Matthew B. Alkire, Ph.D.
Polar Science Center
Applied Physics Laboratory
University of Washington
1013 NE 40th Street
Seattle, WA 98105
tel: (206) 897-1623
My research focuses mainly on the use of inorganic chemical tracers (stable oxygen isotopes, total alkalinity, barium, dissolved oxygen and nutrients) to distinguish and quantify the contribution of various sources of freshwater to the Arctic Ocean. Freshwater in the Arctic comes from a number of sources, including river runoff from Alaska, Canada, and Russia, sea ice melt, precipitation (rain and snow), glacial melt, and Pacific water. These freshwaters play important roles in stratification, halocline water formation, biological production, CO2 uptake and sequestration, and ocean acidification.

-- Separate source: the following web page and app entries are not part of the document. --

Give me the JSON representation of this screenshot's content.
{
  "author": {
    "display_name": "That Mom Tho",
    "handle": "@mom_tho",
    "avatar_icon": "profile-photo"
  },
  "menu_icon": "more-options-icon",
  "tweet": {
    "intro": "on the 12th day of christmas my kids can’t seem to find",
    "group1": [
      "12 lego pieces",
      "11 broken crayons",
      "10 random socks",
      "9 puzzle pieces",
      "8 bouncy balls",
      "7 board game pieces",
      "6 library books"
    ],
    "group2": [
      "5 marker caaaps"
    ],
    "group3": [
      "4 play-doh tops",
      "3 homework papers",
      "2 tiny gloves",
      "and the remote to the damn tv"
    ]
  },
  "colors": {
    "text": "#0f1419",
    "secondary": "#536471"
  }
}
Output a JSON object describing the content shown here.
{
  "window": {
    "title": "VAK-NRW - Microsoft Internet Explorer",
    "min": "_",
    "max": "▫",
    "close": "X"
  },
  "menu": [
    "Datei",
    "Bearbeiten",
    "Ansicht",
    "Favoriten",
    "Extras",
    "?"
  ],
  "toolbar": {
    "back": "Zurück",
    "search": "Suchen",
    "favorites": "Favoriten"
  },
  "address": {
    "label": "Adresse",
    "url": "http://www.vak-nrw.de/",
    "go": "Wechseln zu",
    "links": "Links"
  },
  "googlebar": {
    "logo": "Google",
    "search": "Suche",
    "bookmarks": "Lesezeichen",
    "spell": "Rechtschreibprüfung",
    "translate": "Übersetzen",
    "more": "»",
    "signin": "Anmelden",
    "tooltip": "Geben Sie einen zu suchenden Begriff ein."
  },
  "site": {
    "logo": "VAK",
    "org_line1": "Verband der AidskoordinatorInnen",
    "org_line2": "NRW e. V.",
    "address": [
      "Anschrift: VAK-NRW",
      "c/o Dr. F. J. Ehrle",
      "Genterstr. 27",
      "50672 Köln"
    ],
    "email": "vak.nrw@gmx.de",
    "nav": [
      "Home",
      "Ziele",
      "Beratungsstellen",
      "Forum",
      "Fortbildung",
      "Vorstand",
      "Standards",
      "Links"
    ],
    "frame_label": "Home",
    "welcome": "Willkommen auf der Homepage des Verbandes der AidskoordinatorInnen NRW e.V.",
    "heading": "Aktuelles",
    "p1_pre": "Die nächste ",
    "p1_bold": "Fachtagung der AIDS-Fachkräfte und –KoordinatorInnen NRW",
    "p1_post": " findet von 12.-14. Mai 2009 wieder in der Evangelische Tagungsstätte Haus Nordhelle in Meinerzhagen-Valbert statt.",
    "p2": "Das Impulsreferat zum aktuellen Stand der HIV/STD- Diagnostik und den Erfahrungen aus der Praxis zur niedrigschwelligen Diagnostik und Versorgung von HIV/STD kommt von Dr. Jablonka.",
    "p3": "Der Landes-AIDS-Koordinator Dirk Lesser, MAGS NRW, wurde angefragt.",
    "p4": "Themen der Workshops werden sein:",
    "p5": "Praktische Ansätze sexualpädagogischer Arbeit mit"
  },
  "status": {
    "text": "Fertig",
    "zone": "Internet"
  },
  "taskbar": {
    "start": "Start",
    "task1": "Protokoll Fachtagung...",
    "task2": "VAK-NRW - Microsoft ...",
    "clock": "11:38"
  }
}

We can understand more about the Arctic’s response to changing climate by monitoring changes to the input, distribution, and export of each individual freshwater source.
At present, I have three active research projects that:
(1) Investigates the potential for smaller Arctic rivers to have significantly different chemical signatures than the much larger rivers of North America
(2) Monitors the interannual variability in the physical and chemical hydrographic structure of the central Arctic Ocean
(3) Studies the interaction, mixing, and transformation of Atlantic and shelf waters on the Siberian continental shelf and slope.
Although the majority of my work focuses on the Arctic Ocean, I also have research interests in the use of autonomous platforms (e.g., floats and gliders) to study the production and export of carbon in the world ocean.